$f:(-1,1) \to \mathbb R$ twice differentiable, $f(0)=1$ , $f(x) \ge 0 , f'(x) \le 0 , f''(x) \le f(x) , \forall x \in [0,1)$ , to prove $f'(0) \ge -2$

Let $f:(-1,1) \to \mathbb R$ be a twice differentiable function such that $f(0)=1$ $f(x) \ge 0 , f'(x) \le 0 , f''(x) \le f(x) , \forall x \in [0,1)$ , then how to prove that $f'(0) \ge -2$ ? I am totally stuck , Please help . Thanks in advance .

assume $f'(0) = c$,

$f(1) = 1 + \int_0^1 f'(t) \ge 0$,

$\int_0^1 f'(t)\ge -1$.

then

$\int_0^1 (c + \int_0^t f''(s)ds )dt \ge -1$

i.e.

$c \ge -1 -\int_0^1 \int_0^t f''(s)ds dt$

and $f''\le f \le 1$,

then $\int_0^t f''(s)ds \le t$, $\int_0^1 tdt = 1/2$, then

$c\ge -1 - 1/2 = -\frac{3}{2}\ge -2$.

• Can you avoid integration please – user228168 May 12 '15 at 4:51
• and $f(1)$ is not defined ... – user228168 May 12 '15 at 5:02
• @SaunDev you can extend definition by limit. – Yimin May 12 '15 at 5:11
• @SaunDev i wonder if integration is avoided, how do you connect $f'$ and $f$ – Yimin May 12 '15 at 5:13
• I think I can avoid integration , I will write an answer if I think I'm correct ... it follows your idea +1 – user228168 May 12 '15 at 5:16

For every $n >1 , \exists r_n \in (0,1-\dfrac 1n)$, such that

$f(1-1/n)-f(0)=\dfrac{n-1}n f'(r_n)=f(1-1/n)-1 \ge -1$ ( as $1-1/n \ge 0$ ) . So

$f'(r_n) \ge \dfrac n{1-n}$ . Now $f'(r_n)-f'(0)=r_n f''(m_n)$ , where $0<m_n<r_n<1 , \forall n > 1$ , so

writing $c:=f'(0)$ ,
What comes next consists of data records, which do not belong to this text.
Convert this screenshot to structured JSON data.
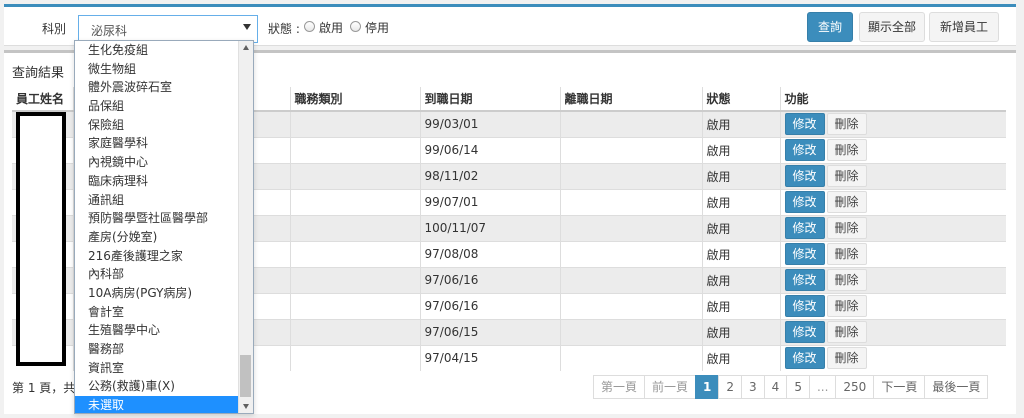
{
  "filter": {
    "dept_label": "科別",
    "dept_selected": "泌尿科",
    "status_label": "狀態 :",
    "status_options": [
      "啟用",
      "停用"
    ],
    "search_button": "查詢",
    "show_all_button": "顯示全部",
    "add_employee_button": "新增員工"
  },
  "dropdown": {
    "options": [
      "生化免疫組",
      "微生物組",
      "體外震波碎石室",
      "品保組",
      "保險組",
      "家庭醫學科",
      "內視鏡中心",
      "臨床病理科",
      "通訊組",
      "預防醫學暨社區醫學部",
      "產房(分娩室)",
      "216產後護理之家",
      "內科部",
      "10A病房(PGY病房)",
      "會計室",
      "生殖醫學中心",
      "醫務部",
      "資訊室",
      "公務(救護)車(X)",
      "未選取"
    ],
    "selected_option": "未選取"
  },
  "results": {
    "title": "查詢結果",
    "columns": [
      "員工姓名",
      "",
      "職務類別",
      "到職日期",
      "離職日期",
      "狀態",
      "功能"
    ],
    "edit_label": "修改",
    "delete_label": "刪除",
    "rows": [
      {
        "hire_date": "99/03/01",
        "status": "啟用"
      },
      {
        "hire_date": "99/06/14",
        "status": "啟用"
      },
      {
        "hire_date": "98/11/02",
        "status": "啟用"
      },
      {
        "hire_date": "99/07/01",
        "status": "啟用"
      },
      {
        "hire_date": "100/11/07",
        "status": "啟用"
      },
      {
        "hire_date": "97/08/08",
        "status": "啟用"
      },
      {
        "hire_date": "97/06/16",
        "status": "啟用"
      },
      {
        "hire_date": "97/06/16",
        "status": "啟用"
      },
      {
        "hire_date": "97/06/15",
        "status": "啟用"
      },
      {
        "hire_date": "97/04/15",
        "status": "啟用"
      }
    ],
    "page_info": "第 1 頁，共"
  },
  "pagination": {
    "first": "第一頁",
    "prev": "前一頁",
    "pages": [
      "1",
      "2",
      "3",
      "4",
      "5",
      "...",
      "250"
    ],
    "current": "1",
    "next": "下一頁",
    "last": "最後一頁"
  },
  "colors": {
    "primary": "#3c8dbc",
    "selected_option": "#1e90ff",
    "odd_row": "#ececec"
  }
}
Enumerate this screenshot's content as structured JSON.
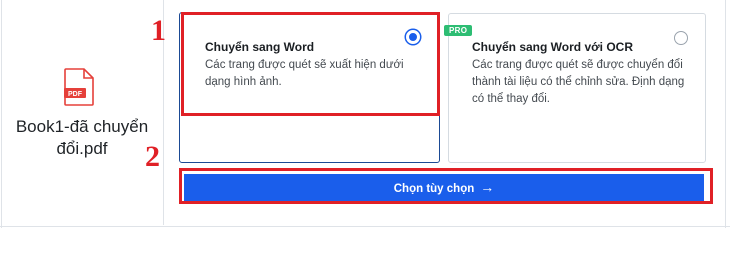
{
  "file": {
    "icon": "pdf-file-icon",
    "icon_label": "PDF",
    "name_line1": "Book1-đã chuyển",
    "name_line2": "đổi.pdf"
  },
  "options": [
    {
      "title": "Chuyển sang Word",
      "desc_lines": [
        "Các trang được quét sẽ xuất hiện dưới",
        "dạng hình ảnh."
      ],
      "selected": true
    },
    {
      "title": "Chuyển sang Word với OCR",
      "badge": "PRO",
      "desc_lines": [
        "Các trang được quét sẽ được chuyển đổi",
        "thành tài liệu có thể chỉnh sửa. Định dạng",
        "có thể thay đổi."
      ],
      "selected": false
    }
  ],
  "cta": {
    "label": "Chọn tùy chọn",
    "arrow": "→"
  },
  "annotations": {
    "step1": "1",
    "step2": "2"
  },
  "colors": {
    "accent": "#1a5eeb",
    "annotation": "#e02026",
    "pro_badge": "#2dbd73",
    "pdf_red": "#e5403a"
  }
}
$c+r_nf''(m_n)=f'(r_n) \ge \dfrac n{1-n}$ , now $f(m_n) \ge f''(m_n)$ , also $f'(x) \le 0$ in $[0,1)$ so $f$

decreases in $[0,1)$ , so $1=f(0)\ge f(m_n) \ge f''(m_n)$ ; as $1>r_n >0$ , so $r_n \ge r_n f''(m_n)$ and

$1+c \ge c+r_n \ge c+r_nf''(m_n) \ge \dfrac n{1-n} , \forall n > 1$ so taking limit $n \to \infty$ , $1+c \ge -1$